1. Which tests, treatments, and medications do you want to receive as you near the end of your life?

Different medical interventions have different benefits and side effects. Learning about the treatments you might need toward the end of your life can help you make an informed decision. Treatments to consider include CPR, intubation, ventilation, blood transfusions, use of dialysis machines, use of artificial nutrition and hydration, and use of antibiotics or antiviral medications. Make sure you specify what treatments you do not want, especially if they go against your faith tradition, so doctors and hospitals have guidance on what is appropriate for you.

2. Which types of care do you not want to receive?

For example, if you are very ill, you might prefer not to have invasive treatments and instead receive palliative care — care to keep you comfortable and to lessen the side effects of your underlying illness, as opposed to care attempting to cure your illness — to improve the quality of the life you have left.
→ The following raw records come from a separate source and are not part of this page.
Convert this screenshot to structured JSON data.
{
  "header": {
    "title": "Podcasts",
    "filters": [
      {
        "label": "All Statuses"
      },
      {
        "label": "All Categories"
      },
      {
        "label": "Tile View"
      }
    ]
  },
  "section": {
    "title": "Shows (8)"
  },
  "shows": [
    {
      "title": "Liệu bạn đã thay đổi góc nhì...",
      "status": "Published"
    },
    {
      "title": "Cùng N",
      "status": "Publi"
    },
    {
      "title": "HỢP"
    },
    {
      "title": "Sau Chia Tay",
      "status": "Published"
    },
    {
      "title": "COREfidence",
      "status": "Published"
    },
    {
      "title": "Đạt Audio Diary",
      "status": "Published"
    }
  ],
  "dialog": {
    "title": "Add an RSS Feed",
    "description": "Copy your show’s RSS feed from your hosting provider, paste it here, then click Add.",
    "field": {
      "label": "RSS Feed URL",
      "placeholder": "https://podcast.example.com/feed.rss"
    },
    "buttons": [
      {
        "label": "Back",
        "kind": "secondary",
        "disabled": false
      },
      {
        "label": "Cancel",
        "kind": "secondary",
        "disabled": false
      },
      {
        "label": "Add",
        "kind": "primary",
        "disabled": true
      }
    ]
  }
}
Another option is to say you are interested in a trial period of a treatment, but if there is no improvement to your health status in a predetermined amount of time, you want it stopped.

3. Where would you like to spend your final days?
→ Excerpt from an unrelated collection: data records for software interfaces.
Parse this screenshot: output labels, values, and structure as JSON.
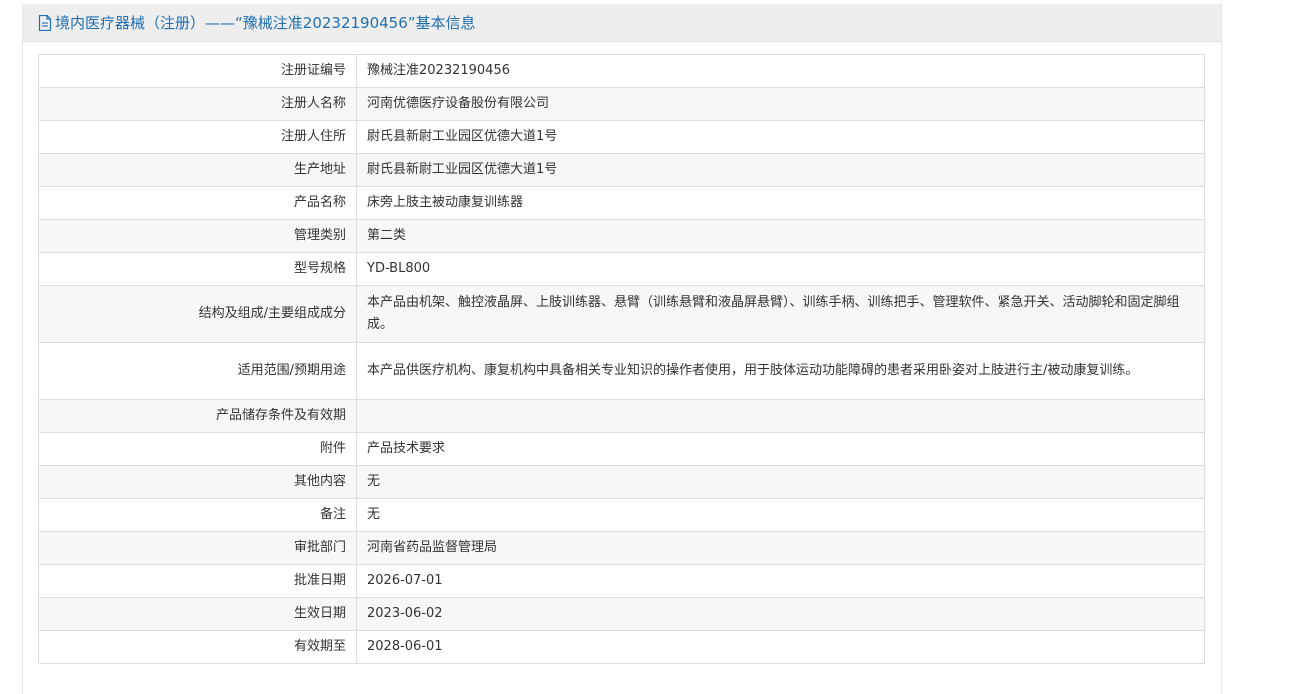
{
  "header": {
    "title": "境内医疗器械（注册）——“豫械注准20232190456”基本信息",
    "icon": "document-icon",
    "color": "#1f6fb2"
  },
  "rows": [
    {
      "label": "注册证编号",
      "value": "豫械注准20232190456"
    },
    {
      "label": "注册人名称",
      "value": "河南优德医疗设备股份有限公司"
    },
    {
      "label": "注册人住所",
      "value": "尉氏县新尉工业园区优德大道1号"
    },
    {
      "label": "生产地址",
      "value": "尉氏县新尉工业园区优德大道1号"
    },
    {
      "label": "产品名称",
      "value": "床旁上肢主被动康复训练器"
    },
    {
      "label": "管理类别",
      "value": "第二类"
    },
    {
      "label": "型号规格",
      "value": "YD-BL800"
    },
    {
      "label": "结构及组成/主要组成成分",
      "value": "本产品由机架、触控液晶屏、上肢训练器、悬臂（训练悬臂和液晶屏悬臂）、训练手柄、训练把手、管理软件、紧急开关、活动脚轮和固定脚组成。"
    },
    {
      "label": "适用范围/预期用途",
      "value": "本产品供医疗机构、康复机构中具备相关专业知识的操作者使用，用于肢体运动功能障碍的患者采用卧姿对上肢进行主/被动康复训练。"
    },
    {
      "label": "产品储存条件及有效期",
      "value": ""
    },
    {
      "label": "附件",
      "value": "产品技术要求"
    },
    {
      "label": "其他内容",
      "value": "无"
    },
    {
      "label": "备注",
      "value": "无"
    },
    {
      "label": "审批部门",
      "value": "河南省药品监督管理局"
    },
    {
      "label": "批准日期",
      "value": "2026-07-01"
    },
    {
      "label": "生效日期",
      "value": "2023-06-02"
    },
    {
      "label": "有效期至",
      "value": "2028-06-01"
    }
  ]
}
You might want to remain in a healthcare facility so that healthcare professionals are always on hand. Or you might prefer to spend your final days at home in a familiar environment, receiving care from home care and hospice professionals. This will have an impact on the medical care you receive. Note that most advance directive forms do not include questions about what you would like to happen with your body following death, but you are more than welcome to add your preferences to the document. Usually, your agent does not have the legal authority to make decisions once your life has ended, unless you specifically give them that power in your directive or elsewhere in your estate planning documents.

4. Who will advocate for you if you’re ill or incapacitated?

Your healthcare agent needs to be someone you trust, who understands your wishes and what’s important to you. This person should agree to take on this responsibility and does not have to be a relative. You should also consider the geographical location of this person — it might be easier to choose someone who lives close by.

Planning for the “what-ifs”

Advance care planning is about preparing for a range of scenarios to make them easier to navigate if and when the time comes. These are extremely personal decisions, and taking the time to think and plan in advance can ease the strain on you and your loved ones if you do become ill. If you’d like help with other aspects of end-of-life planning, see our end-of-life planning checklist and tips for organizing your end-of-life documents. You can also ask your healthcare provider for assistance.